I've been doing a lot of high school basketball, day in the life of your local schools! features, an article on the only girl on the wrestling team (Strong young woman! Achieving things!)- Who, can I just say?- should consider having her name legally changed to Kick Ass. Which is all well and good, but all that basketball gets a little boring after a while. AND THEN I get to do something really cool, and the monotony? Gets thrown out the window,
Yesterday, I got to spend two hours in someone else's dream life. I got to photograph the choreographer and composer/songwriter for a new musical opening on Broadway. So the Broadway beat reporter and I get to go into the 42nd Street Studios where we can do interviews and photos over the cast's lunch break. We get off the elevator and wait for our PR escorts, and the reporter sees someone he knows from a previous interview. Introductions all around, and as this incredibly familiar-looking man shakes my hand, he says, "Hakuna Matata."
Oh-kay. Now, I myself have a tendency to just blurt things out (which comes into play a little later in this story), but at this point I'm still trying to do my best impression of a Professional Who Has Her Shit Together. After a nice little chat, the actor's elevator comes, and my colleague was able to confirm, that yes, that was indeed the man who did the voice of Pumbaa in "The Lion King" movie. Which is good, because throwing "Were you the voice of an animated Disney warthog?" into conversation is just awkward, even when the answer is yes, even when it's in response to the statement "Hakuna Matata."
I pull out my laptop for a sec while we wait, and there's a guy in sweatpants kind of humming to himself beside me, checking the afternoon schedule. And it's David Hyde Pierce! Well, alrighty then. He smiles and says hi in that random eye contact kind of way. Okey dokey. If I weren't in enough of a Frasier state of mind, this guy comes out of the rehearsal space.
Before I can get too star struck, they break for lunch. I get to do my thing with the Broadway composer/songwriter and choreographer, which bizarrely enough, doesn't phase me at all. I move around props, change my lighting, chat about the one restaurant near my apartment where people come from all over Stepford to eat because cajun hush puppies and jalapeno cornbread YUMMM. We're posing; we're shooting; we're joking; I'm saying all the normal things like "Lift your chin up just a little bit" and "Keep your head just like that, and just with your eyes look at me. Perfect." etc. Fine.
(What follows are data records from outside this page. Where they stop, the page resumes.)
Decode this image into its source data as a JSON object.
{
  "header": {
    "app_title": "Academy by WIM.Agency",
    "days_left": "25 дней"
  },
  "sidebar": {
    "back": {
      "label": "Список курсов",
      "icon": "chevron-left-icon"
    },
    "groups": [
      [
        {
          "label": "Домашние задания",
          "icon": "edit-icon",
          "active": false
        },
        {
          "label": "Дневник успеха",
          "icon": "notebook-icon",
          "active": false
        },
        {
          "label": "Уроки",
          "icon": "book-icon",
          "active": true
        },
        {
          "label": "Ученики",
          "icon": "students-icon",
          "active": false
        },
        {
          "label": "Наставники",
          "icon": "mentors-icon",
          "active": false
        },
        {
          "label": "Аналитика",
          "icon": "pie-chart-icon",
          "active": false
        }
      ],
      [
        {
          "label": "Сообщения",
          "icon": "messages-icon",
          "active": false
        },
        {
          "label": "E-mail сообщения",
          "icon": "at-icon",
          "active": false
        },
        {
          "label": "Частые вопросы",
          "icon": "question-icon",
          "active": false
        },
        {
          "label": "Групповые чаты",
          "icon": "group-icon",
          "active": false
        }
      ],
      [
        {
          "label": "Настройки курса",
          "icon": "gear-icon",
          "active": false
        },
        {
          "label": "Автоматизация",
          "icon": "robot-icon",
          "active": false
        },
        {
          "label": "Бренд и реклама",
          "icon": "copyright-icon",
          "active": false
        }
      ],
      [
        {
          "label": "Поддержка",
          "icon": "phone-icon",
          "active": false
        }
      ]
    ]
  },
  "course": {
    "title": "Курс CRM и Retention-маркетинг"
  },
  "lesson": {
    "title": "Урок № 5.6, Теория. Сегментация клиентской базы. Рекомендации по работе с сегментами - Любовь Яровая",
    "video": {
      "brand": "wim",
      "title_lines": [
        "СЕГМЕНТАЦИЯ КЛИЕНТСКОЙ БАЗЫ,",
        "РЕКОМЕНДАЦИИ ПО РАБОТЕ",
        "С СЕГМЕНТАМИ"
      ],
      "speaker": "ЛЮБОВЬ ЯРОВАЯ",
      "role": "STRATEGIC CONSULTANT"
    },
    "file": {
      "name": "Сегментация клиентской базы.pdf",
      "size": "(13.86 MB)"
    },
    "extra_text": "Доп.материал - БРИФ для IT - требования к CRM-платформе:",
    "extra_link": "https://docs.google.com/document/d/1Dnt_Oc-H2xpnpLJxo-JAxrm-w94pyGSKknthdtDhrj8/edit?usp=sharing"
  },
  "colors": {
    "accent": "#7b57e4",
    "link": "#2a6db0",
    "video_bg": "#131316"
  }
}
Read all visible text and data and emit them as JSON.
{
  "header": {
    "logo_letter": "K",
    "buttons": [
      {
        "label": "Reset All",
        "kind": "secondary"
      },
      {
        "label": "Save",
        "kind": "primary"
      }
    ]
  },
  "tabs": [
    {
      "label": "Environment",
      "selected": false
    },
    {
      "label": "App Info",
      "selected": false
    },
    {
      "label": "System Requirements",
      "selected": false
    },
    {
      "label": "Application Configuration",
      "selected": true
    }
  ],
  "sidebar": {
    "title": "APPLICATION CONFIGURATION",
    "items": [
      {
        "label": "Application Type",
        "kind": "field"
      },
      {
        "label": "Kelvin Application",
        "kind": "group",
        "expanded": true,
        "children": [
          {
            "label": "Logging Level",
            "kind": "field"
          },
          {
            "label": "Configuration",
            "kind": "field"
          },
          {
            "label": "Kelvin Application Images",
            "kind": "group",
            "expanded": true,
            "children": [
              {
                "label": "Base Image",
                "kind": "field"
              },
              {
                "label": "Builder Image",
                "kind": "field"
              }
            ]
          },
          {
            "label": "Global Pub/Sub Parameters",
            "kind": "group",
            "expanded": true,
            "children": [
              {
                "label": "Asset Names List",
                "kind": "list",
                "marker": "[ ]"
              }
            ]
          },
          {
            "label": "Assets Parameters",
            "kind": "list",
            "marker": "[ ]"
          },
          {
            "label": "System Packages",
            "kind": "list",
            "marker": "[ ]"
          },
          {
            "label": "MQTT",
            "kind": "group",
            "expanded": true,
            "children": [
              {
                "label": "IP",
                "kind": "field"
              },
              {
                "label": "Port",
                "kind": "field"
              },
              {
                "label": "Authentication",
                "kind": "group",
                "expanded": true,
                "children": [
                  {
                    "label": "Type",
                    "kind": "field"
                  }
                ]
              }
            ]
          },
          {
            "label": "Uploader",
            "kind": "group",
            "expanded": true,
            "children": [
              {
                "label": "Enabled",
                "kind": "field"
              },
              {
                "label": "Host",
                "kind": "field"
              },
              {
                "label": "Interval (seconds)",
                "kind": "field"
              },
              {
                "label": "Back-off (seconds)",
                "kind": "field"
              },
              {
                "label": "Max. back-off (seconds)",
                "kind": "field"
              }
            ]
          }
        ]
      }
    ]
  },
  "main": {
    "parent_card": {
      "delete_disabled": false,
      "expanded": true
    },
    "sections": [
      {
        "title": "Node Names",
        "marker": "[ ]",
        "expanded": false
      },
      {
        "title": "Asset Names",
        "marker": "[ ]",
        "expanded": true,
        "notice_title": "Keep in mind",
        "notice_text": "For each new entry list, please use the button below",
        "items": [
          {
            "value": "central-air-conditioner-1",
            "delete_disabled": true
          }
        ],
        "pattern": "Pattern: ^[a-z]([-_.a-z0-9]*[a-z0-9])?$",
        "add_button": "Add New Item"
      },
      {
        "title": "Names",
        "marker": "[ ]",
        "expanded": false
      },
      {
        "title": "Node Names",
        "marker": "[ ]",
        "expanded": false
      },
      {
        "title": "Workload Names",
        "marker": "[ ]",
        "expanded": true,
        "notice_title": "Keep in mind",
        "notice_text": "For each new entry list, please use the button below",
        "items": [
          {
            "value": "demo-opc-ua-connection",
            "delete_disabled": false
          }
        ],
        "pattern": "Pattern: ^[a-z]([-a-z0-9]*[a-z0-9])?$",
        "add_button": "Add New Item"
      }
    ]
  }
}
Then my time in the rehearsal space is up, and I pack it in. I walk out with the reporter and the director, and I have another David Hyde Pierce and Co. encounter as the cast trickles back in. One famous actor after another steps off the elevator, comes out of the bathroom, pulls on a rehearsal skirt. I can not BELIEVE I'm in the presence of so much talent. There are bottles of water, and character shoes, and a rehearsal schedule, and comps request forms for cast members' families, and sign-in sheets.
This is the moment when it hits me- HARD- that this is what every high school musical, drama camp, community theater troupe, regional fringe tour, intensive workshop and college drama department emulates. For so many people, this is what they want to be. This is literally WHERE they want to be. I think of all the people I love(d) who passionately love theater- not just Stephen, though obviously, yes, I thought of him, but especially my college roommates, because 1950s style Cowboy Western play-within-a-play Big! Broadway! Musicals! were never Stephen's bag, persay- and I know that I'm pushing the down elevator button and hitching up my camera bag right in the middle of their dreams.
As the elevator doors close, I'm wondering if the uber-talented actors ever get over it, or if it blows their mind, too, when a woman on the elevator says in an awed sort of voice, "Oh my God, there are SO many talented people in this building. I never get used to it." I've heard that voice before, in my living room every night, in fact, and it's a Law and Order: SVU actress. Which is when I can't keep up the charade of being a quietly cool professional any longer.
(The blurting I mentioned before, it happens now.)
"Oh My God, are you kidding me?! I was just thinking the same thing about you!" She's like, "Me?!? What, the crappy TV lawyer?" So I said, "I just can't believe you're talking about how your mind is blown by other people, because my mind is blown by the fact that I'm in an elevator with Alex Cabot right now." She laughed, and was like, "Well, I'm glad I could do that for you!" And when we got to the lobby, I was all confused and like, "This is the lobby?" BECAUSE I AM AWESOME LIKE THAT and she was all Duh? and then we were walking toward the door, and I stopped to turn my guest pass in at the reception desk, and she was like, "You should probably put your coat on." And that was it.
Then I schlepped all my stuff into this Starbucks to caption the photos and write this entry and a kill a little time before my next assignment. In a little while, I'll haul three cameras (two still, one video), a tripod and a laptop up to Lincoln Center for a Julliard student's graduation recital, because someone else's dreams are coming true tonight. And the truth is, mine are, too, even if there will be more high school basketball on the schedule tomorrow.